◆ Work instruction: The answer must be every entry, given again word for word.

[Entries from a dataset of interfaces]
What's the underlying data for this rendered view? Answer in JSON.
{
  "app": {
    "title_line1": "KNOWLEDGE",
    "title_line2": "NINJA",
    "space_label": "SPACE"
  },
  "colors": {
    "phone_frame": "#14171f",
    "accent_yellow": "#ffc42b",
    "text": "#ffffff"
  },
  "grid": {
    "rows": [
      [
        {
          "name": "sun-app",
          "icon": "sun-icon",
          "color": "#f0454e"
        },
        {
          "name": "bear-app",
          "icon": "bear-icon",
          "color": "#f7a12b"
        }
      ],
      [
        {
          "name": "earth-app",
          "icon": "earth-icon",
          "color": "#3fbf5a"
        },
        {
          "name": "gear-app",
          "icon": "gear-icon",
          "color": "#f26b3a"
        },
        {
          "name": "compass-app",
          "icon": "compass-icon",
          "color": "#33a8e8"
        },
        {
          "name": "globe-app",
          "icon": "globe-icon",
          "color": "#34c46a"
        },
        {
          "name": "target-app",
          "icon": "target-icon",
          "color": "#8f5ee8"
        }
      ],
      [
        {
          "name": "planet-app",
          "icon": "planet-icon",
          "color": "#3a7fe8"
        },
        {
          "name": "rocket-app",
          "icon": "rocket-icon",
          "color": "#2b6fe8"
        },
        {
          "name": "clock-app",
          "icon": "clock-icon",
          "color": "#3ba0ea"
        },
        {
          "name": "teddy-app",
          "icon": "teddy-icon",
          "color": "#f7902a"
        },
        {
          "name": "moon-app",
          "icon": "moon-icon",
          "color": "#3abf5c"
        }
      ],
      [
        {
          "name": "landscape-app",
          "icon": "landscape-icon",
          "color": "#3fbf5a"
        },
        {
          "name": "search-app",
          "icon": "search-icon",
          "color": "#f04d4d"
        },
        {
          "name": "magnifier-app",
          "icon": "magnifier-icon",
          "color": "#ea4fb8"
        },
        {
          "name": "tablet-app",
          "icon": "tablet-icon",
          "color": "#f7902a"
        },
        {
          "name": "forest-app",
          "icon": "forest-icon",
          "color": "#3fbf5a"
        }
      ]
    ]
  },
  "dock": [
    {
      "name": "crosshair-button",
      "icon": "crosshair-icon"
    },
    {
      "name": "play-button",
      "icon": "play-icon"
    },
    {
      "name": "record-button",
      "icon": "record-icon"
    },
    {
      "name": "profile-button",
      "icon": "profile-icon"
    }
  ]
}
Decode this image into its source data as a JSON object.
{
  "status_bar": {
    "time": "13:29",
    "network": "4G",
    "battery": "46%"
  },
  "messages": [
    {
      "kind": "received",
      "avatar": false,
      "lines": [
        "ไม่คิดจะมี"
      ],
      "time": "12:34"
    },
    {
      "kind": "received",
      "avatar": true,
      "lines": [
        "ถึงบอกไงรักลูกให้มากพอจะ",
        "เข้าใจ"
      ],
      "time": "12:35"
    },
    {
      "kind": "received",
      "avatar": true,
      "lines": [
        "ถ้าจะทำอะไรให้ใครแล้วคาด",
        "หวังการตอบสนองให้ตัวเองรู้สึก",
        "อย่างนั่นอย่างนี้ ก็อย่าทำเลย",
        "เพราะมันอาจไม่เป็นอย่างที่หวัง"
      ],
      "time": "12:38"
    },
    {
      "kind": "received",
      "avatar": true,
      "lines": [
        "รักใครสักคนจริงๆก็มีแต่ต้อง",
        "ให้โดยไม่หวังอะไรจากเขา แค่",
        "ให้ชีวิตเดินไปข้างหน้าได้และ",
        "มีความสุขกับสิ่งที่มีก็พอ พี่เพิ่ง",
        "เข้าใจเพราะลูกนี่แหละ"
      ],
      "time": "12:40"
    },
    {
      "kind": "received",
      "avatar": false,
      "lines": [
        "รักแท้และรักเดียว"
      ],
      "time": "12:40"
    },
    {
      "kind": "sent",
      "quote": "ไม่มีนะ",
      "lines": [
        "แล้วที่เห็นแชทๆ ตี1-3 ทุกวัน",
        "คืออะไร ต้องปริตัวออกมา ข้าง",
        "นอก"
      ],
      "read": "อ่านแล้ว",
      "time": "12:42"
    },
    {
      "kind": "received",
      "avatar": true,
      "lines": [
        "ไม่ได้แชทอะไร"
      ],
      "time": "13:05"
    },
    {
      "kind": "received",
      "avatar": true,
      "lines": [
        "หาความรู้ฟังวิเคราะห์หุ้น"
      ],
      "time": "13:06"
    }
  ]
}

◆ Answer:
What's the underlying data for this rendered view? Answer in JSON.
{
  "app": {
    "title_line1": "KNOWLEDGE",
    "title_line2": "NINJA",
    "space_label": "SPACE"
  },
  "colors": {
    "phone_frame": "#14171f",
    "accent_yellow": "#ffc42b",
    "text": "#ffffff"
  },
  "grid": {
    "rows": [
      [
        {
          "name": "sun-app",
          "icon": "sun-icon",
          "color": "#f0454e"
        },
        {
          "name": "bear-app",
          "icon": "bear-icon",
          "color": "#f7a12b"
        }
      ],
      [
        {
          "name": "earth-app",
          "icon": "earth-icon",
          "color": "#3fbf5a"
        },
        {
          "name": "gear-app",
          "icon": "gear-icon",
          "color": "#f26b3a"
        },
        {
          "name": "compass-app",
          "icon": "compass-icon",
          "color": "#33a8e8"
        },
        {
          "name": "globe-app",
          "icon": "globe-icon",
          "color": "#34c46a"
        },
        {
          "name": "target-app",
          "icon": "target-icon",
          "color": "#8f5ee8"
        }
      ],
      [
        {
          "name": "planet-app",
          "icon": "planet-icon",
          "color": "#3a7fe8"
        },
        {
          "name": "rocket-app",
          "icon": "rocket-icon",
          "color": "#2b6fe8"
        },
        {
          "name": "clock-app",
          "icon": "clock-icon",
          "color": "#3ba0ea"
        },
        {
          "name": "teddy-app",
          "icon": "teddy-icon",
          "color": "#f7902a"
        },
        {
          "name": "moon-app",
          "icon": "moon-icon",
          "color": "#3abf5c"
        }
      ],
      [
        {
          "name": "landscape-app",
          "icon": "landscape-icon",
          "color": "#3fbf5a"
        },
        {
          "name": "search-app",
          "icon": "search-icon",
          "color": "#f04d4d"
        },
        {
          "name": "magnifier-app",
          "icon": "magnifier-icon",
          "color": "#ea4fb8"
        },
        {
          "name": "tablet-app",
          "icon": "tablet-icon",
          "color": "#f7902a"
        },
        {
          "name": "forest-app",
          "icon": "forest-icon",
          "color": "#3fbf5a"
        }
      ]
    ]
  },
  "dock": [
    {
      "name": "crosshair-button",
      "icon": "crosshair-icon"
    },
    {
      "name": "play-button",
      "icon": "play-icon"
    },
    {
      "name": "record-button",
      "icon": "record-icon"
    },
    {
      "name": "profile-button",
      "icon": "profile-icon"
    }
  ]
}
Decode this image into its source data as a JSON object.
{
  "status_bar": {
    "time": "13:29",
    "network": "4G",
    "battery": "46%"
  },
  "messages": [
    {
      "kind": "received",
      "avatar": false,
      "lines": [
        "ไม่คิดจะมี"
      ],
      "time": "12:34"
    },
    {
      "kind": "received",
      "avatar": true,
      "lines": [
        "ถึงบอกไงรักลูกให้มากพอจะ",
        "เข้าใจ"
      ],
      "time": "12:35"
    },
    {
      "kind": "received",
      "avatar": true,
      "lines": [
        "ถ้าจะทำอะไรให้ใครแล้วคาด",
        "หวังการตอบสนองให้ตัวเองรู้สึก",
        "อย่างนั่นอย่างนี้ ก็อย่าทำเลย",
        "เพราะมันอาจไม่เป็นอย่างที่หวัง"
      ],
      "time": "12:38"
    },
    {
      "kind": "received",
      "avatar": true,
      "lines": [
        "รักใครสักคนจริงๆก็มีแต่ต้อง",
        "ให้โดยไม่หวังอะไรจากเขา แค่",
        "ให้ชีวิตเดินไปข้างหน้าได้และ",
        "มีความสุขกับสิ่งที่มีก็พอ พี่เพิ่ง",
        "เข้าใจเพราะลูกนี่แหละ"
      ],
      "time": "12:40"
    },
    {
      "kind": "received",
      "avatar": false,
      "lines": [
        "รักแท้และรักเดียว"
      ],
      "time": "12:40"
    },
    {
      "kind": "sent",
      "quote": "ไม่มีนะ",
      "lines": [
        "แล้วที่เห็นแชทๆ ตี1-3 ทุกวัน",
        "คืออะไร ต้องปริตัวออกมา ข้าง",
        "นอก"
      ],
      "read": "อ่านแล้ว",
      "time": "12:42"
    },
    {
      "kind": "received",
      "avatar": true,
      "lines": [
        "ไม่ได้แชทอะไร"
      ],
      "time": "13:05"
    },
    {
      "kind": "received",
      "avatar": true,
      "lines": [
        "หาความรู้ฟังวิเคราะห์หุ้น"
      ],
      "time": "13:06"
    }
  ]
}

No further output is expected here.